## What you have to do
If a line includes "Scene", copy it out of the entries.
Records for this task START
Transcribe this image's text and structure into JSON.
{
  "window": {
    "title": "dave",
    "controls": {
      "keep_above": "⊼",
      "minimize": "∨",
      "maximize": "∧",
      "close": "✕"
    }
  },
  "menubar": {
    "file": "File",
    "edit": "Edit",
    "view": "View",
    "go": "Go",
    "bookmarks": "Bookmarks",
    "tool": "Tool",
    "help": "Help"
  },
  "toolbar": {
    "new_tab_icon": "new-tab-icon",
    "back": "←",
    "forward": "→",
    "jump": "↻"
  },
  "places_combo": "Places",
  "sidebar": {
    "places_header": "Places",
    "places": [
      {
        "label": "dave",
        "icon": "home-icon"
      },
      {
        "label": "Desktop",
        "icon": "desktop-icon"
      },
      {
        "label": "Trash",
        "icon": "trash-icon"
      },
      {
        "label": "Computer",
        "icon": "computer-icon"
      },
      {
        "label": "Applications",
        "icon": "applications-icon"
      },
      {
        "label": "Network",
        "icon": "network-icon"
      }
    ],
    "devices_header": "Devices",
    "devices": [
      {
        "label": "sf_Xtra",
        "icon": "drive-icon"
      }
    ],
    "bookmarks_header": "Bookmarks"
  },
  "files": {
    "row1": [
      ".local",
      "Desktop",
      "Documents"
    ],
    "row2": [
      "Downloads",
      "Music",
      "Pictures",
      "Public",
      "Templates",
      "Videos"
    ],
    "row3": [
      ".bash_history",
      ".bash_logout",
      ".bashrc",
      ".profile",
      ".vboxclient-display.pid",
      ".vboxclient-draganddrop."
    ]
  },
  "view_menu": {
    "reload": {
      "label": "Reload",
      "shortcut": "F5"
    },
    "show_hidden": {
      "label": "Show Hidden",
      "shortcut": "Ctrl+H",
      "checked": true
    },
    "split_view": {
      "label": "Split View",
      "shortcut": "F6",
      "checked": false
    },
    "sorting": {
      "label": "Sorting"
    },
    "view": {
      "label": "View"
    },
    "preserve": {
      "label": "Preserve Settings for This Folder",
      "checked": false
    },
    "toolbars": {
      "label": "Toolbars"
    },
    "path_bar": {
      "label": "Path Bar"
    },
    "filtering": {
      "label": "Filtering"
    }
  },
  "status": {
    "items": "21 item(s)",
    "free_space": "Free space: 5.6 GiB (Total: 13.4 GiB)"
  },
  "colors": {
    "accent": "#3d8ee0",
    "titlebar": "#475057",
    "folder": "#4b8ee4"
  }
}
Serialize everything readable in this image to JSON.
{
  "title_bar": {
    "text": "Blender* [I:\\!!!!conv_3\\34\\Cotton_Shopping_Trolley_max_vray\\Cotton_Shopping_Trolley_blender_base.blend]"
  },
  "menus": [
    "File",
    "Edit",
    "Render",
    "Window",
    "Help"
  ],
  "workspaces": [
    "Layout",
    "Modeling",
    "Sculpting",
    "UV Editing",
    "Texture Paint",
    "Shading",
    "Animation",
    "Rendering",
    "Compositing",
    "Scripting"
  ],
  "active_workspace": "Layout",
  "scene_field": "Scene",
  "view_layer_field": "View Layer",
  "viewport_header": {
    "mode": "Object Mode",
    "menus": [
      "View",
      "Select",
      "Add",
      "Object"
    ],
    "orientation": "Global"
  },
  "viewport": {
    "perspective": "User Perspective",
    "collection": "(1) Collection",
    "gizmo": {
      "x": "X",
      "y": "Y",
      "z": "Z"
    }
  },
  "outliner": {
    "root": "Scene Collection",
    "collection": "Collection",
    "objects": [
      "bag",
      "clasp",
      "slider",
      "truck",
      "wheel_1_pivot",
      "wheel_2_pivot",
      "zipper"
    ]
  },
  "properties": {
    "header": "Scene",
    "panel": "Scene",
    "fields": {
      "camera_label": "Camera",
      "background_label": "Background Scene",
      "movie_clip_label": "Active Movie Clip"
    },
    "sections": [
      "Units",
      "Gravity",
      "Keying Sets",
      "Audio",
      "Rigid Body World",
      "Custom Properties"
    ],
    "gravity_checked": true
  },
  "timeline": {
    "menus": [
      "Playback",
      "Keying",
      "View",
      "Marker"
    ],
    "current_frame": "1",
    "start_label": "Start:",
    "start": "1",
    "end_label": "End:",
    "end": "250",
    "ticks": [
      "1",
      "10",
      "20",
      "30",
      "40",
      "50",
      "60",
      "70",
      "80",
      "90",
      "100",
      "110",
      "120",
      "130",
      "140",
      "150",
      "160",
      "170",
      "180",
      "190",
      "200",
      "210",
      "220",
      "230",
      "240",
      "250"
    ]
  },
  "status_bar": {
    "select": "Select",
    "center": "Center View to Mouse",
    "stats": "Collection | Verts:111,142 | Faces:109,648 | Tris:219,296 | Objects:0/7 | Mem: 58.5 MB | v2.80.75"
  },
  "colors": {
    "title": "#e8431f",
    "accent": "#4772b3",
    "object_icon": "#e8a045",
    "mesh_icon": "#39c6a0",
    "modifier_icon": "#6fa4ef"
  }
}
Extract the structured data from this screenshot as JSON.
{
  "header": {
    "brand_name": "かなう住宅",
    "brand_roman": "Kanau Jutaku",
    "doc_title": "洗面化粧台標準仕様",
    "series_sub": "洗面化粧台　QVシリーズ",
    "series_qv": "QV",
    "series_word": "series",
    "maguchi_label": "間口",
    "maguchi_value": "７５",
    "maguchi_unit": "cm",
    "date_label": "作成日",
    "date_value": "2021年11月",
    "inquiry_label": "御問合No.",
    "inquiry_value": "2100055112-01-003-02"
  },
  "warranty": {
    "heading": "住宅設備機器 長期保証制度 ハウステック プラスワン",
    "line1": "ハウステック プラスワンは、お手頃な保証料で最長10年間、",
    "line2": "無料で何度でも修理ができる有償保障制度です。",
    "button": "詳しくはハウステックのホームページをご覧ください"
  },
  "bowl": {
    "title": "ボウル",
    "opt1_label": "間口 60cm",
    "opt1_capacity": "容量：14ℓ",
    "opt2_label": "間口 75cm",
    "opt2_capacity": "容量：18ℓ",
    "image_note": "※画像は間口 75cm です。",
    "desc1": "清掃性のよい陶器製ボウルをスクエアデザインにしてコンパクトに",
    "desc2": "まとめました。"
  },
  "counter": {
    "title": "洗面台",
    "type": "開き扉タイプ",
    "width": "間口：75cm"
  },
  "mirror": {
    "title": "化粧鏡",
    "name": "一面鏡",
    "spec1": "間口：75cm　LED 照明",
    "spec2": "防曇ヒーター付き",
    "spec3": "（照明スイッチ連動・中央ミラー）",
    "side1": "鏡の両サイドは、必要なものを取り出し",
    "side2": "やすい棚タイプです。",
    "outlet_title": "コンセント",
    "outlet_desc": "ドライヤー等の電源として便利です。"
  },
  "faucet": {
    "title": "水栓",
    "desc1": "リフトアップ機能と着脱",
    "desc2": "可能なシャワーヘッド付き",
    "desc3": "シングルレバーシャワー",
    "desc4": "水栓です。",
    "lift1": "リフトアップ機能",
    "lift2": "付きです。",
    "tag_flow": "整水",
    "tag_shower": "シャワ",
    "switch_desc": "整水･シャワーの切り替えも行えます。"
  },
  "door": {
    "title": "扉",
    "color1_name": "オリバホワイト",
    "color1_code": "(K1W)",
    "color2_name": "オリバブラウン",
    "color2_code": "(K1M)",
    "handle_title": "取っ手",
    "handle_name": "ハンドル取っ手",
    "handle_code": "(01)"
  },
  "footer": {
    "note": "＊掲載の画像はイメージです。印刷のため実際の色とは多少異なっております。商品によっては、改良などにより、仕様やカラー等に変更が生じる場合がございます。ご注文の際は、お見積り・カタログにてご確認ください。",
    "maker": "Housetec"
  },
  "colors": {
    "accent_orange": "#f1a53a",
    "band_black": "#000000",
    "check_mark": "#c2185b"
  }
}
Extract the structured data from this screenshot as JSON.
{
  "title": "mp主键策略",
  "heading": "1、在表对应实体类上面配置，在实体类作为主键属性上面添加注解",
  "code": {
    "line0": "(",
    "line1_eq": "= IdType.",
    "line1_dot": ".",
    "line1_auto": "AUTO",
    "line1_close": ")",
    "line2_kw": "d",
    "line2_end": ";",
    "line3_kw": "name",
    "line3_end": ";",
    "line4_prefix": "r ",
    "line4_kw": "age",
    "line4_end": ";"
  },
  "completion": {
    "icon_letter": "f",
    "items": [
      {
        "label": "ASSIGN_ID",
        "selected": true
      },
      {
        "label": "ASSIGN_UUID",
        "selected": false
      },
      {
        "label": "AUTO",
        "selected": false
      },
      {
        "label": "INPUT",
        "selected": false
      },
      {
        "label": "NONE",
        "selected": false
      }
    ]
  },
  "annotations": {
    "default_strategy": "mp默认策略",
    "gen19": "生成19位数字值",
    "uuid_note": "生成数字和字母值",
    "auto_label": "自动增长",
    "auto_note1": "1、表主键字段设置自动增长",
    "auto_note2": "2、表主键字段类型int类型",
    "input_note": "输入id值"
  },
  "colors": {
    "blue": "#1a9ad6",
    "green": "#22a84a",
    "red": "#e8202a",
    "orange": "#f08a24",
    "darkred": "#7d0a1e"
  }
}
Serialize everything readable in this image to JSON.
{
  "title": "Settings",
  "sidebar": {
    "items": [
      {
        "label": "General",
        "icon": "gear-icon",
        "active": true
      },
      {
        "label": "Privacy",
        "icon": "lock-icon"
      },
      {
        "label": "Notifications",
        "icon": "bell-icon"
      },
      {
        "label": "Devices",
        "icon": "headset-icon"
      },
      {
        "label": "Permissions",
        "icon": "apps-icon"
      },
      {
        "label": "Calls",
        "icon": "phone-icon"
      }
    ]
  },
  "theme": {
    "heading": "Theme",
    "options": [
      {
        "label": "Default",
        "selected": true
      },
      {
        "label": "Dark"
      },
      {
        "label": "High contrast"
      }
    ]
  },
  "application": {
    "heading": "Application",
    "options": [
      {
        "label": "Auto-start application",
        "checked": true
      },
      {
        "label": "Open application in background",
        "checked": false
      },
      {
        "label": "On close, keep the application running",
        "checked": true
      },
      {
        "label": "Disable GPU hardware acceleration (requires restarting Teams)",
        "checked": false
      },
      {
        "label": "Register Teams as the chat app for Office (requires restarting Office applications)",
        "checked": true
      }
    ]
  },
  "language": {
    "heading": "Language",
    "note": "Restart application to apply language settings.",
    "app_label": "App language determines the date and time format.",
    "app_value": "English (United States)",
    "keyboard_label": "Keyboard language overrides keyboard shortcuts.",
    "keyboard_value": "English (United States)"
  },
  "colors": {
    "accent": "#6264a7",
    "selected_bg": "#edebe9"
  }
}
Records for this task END
## Answer to the problem
  "scene_field": "Scene",
    "root": "Scene Collection",
    "header": "Scene",
    "panel": "Scene",
      "background_label": "Background Scene",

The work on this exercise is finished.